For when did Jesus choose to give us the enduring gift of his presence, his cuddling, his dear communing with us? When we were worthy of the gift, good people indeed? No. It was precisely when we were most unworthy. When our wickedness was directed particularly at him.
Listen, children: it was to the insolent and the hateful that he gave his gift of personal love.
SLIDE #8 ["As they were eating, he took bread and blessed and broke it and gave it to them and said—]
With the apostle Paul the pastor repeats: The Lord Jesus, the same night in which he was betrayed, took bread. Oh, let that pastor murmur those words, the same night, with awe. For who among us can hear them just before receiving the gift of Jesus' intimacy and not be overcome with wonder, stunned at such astonishing love? The context qualifies that love. The time defines it. And ever and ever again, these words remind us of the times: The same night in which he was betrayed—
"While we were still weak," says Paul, "at the right time Christ died for the ungodly." No, not for the godly, not for the good, but "while we were yet sinners Christ died for us." Then! That same night! When absolutely nothing recommended us. When "we were enemies." Enemies! In the night when his people betrayed him the dear Lord
Jesus said, SLIDE #9 ["This is my blood of the covenant, poured out for many."] Then he said it! In the night of gravest human treachery, he gave the gift of himself. And the giving has never ceased.

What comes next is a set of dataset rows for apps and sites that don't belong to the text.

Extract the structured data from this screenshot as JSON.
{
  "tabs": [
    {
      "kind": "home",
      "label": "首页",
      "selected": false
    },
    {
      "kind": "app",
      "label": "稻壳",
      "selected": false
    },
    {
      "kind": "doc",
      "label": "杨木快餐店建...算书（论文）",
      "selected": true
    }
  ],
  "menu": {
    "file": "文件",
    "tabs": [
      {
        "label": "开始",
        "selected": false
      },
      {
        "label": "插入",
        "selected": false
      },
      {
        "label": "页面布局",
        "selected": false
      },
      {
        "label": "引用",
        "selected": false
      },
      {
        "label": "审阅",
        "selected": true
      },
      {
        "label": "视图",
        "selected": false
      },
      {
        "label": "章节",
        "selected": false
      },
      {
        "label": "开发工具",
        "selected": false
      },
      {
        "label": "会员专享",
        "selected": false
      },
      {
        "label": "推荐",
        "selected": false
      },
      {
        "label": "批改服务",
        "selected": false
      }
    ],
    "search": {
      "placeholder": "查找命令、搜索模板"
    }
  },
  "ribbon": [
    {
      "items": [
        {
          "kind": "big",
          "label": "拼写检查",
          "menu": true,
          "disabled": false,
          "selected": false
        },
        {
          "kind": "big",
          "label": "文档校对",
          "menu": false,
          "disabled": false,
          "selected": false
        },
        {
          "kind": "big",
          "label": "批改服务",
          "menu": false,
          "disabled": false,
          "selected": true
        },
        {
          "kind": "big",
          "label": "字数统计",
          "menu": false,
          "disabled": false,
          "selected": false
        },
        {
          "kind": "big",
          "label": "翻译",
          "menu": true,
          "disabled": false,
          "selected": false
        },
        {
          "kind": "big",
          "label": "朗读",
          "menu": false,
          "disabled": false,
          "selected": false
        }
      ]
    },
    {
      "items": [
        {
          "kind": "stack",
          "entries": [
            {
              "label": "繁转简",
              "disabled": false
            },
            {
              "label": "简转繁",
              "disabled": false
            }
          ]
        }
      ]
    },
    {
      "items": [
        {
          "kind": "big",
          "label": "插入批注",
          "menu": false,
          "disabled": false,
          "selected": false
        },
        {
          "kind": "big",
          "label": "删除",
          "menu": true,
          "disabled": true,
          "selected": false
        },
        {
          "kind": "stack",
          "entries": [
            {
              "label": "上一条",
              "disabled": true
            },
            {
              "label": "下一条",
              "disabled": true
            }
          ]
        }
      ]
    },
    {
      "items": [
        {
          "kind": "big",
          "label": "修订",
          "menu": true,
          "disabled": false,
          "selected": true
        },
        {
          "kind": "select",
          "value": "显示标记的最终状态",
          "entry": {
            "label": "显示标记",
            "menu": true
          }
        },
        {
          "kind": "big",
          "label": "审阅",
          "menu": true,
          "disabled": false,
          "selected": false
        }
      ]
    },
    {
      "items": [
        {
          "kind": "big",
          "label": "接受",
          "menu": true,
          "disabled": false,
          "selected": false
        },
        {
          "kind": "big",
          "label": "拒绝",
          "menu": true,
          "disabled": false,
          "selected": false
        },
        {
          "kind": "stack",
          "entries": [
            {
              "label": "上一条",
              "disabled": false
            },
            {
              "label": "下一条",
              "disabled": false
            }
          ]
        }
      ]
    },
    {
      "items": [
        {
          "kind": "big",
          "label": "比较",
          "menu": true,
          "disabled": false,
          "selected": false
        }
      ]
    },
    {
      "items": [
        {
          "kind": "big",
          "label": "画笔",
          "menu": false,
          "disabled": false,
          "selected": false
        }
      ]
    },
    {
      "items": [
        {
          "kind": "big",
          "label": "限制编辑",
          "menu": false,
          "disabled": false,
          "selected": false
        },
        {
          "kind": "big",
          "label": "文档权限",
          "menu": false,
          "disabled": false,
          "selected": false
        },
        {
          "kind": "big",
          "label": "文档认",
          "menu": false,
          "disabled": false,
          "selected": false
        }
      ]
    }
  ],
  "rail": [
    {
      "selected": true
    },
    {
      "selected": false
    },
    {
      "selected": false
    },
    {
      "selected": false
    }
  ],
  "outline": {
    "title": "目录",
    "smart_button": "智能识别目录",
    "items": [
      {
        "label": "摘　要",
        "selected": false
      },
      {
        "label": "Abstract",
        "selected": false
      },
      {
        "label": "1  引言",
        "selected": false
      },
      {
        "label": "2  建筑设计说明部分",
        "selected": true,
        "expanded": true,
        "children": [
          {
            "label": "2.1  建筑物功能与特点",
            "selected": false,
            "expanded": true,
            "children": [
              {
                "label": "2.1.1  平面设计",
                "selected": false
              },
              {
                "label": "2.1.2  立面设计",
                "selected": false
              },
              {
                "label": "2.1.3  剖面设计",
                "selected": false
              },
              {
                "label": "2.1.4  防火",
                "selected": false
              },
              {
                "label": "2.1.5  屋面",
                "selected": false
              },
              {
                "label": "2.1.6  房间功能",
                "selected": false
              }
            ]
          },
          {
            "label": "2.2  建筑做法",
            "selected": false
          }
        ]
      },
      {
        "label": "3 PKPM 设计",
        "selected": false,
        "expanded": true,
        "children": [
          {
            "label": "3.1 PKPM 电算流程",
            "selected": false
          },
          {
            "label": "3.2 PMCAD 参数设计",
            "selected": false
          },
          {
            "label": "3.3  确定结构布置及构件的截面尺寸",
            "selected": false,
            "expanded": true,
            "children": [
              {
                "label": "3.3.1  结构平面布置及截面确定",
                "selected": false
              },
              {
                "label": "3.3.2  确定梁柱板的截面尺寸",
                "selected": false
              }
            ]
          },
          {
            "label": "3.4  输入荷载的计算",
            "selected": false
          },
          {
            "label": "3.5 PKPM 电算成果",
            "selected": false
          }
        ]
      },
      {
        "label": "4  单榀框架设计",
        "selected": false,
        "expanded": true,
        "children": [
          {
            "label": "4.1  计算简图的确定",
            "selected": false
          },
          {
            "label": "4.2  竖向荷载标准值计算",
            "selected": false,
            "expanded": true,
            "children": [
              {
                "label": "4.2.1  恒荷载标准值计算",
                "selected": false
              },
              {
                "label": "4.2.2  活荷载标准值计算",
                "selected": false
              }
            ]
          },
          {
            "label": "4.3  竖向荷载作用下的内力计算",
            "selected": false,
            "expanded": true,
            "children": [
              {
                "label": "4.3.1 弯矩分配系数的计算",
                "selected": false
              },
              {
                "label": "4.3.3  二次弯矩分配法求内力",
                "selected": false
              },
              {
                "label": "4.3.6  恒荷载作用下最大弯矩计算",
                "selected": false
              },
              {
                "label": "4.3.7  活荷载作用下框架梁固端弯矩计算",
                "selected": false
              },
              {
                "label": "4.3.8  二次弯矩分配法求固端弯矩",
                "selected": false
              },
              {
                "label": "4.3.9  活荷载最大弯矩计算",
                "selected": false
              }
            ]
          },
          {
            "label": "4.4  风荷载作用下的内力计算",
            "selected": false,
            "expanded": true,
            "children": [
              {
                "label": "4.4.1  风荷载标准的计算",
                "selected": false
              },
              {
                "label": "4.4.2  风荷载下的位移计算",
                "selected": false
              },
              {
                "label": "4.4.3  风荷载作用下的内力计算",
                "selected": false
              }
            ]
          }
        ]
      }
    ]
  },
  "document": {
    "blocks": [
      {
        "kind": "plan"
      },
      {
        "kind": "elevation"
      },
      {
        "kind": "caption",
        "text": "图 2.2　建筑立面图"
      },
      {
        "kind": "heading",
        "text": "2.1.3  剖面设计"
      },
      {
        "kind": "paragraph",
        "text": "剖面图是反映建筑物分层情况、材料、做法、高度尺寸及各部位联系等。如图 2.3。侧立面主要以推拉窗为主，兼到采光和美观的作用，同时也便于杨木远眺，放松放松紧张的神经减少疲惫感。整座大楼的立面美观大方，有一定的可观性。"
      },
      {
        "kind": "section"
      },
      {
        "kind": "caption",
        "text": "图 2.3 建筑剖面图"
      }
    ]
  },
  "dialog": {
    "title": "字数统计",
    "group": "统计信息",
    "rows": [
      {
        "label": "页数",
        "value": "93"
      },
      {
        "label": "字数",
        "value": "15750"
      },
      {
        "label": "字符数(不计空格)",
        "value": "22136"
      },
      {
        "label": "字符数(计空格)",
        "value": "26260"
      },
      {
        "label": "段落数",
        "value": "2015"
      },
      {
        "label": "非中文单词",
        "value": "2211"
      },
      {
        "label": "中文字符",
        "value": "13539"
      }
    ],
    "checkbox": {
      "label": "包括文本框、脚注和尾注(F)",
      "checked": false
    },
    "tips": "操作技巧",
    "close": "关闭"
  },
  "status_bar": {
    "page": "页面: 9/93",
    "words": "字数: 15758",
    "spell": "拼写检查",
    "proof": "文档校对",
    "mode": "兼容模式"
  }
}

The holy communion continues today.
Oh, this is a love past human expectation. This is beyond all human deserving. This, therefore, is a love so celestial that it shall endure long and longer than we do.
This is God’s grace.
And so today we have begun to walk with Jesus. I invite you to be with me every week, all the way through until the resurrection itself. We will look in detail at those events that surrounded Jesus; those things that Jesus did and finally the death. And we’ll do that in such a way that perhaps we ourselves are revealed: the need that we have for forgiveness; the love that we have for the Lord who gave it to us.
Oh Lord Jesus Christ, our ability to look at your suffering is empowered by the fact that you rose. That you are with us even now, whole, and healthy and mighty. That you sit at the right hand of God and at the same time you come in the Spirit to our hearts and our homes. Be with us now. Help us in our preparation. O Lord, let us never make light, either of your death or of the beauty and triumph of your resurrection. Therefore, be the Spirit in our minds and our hearts these weeks as we approach that beautiful day. AMEN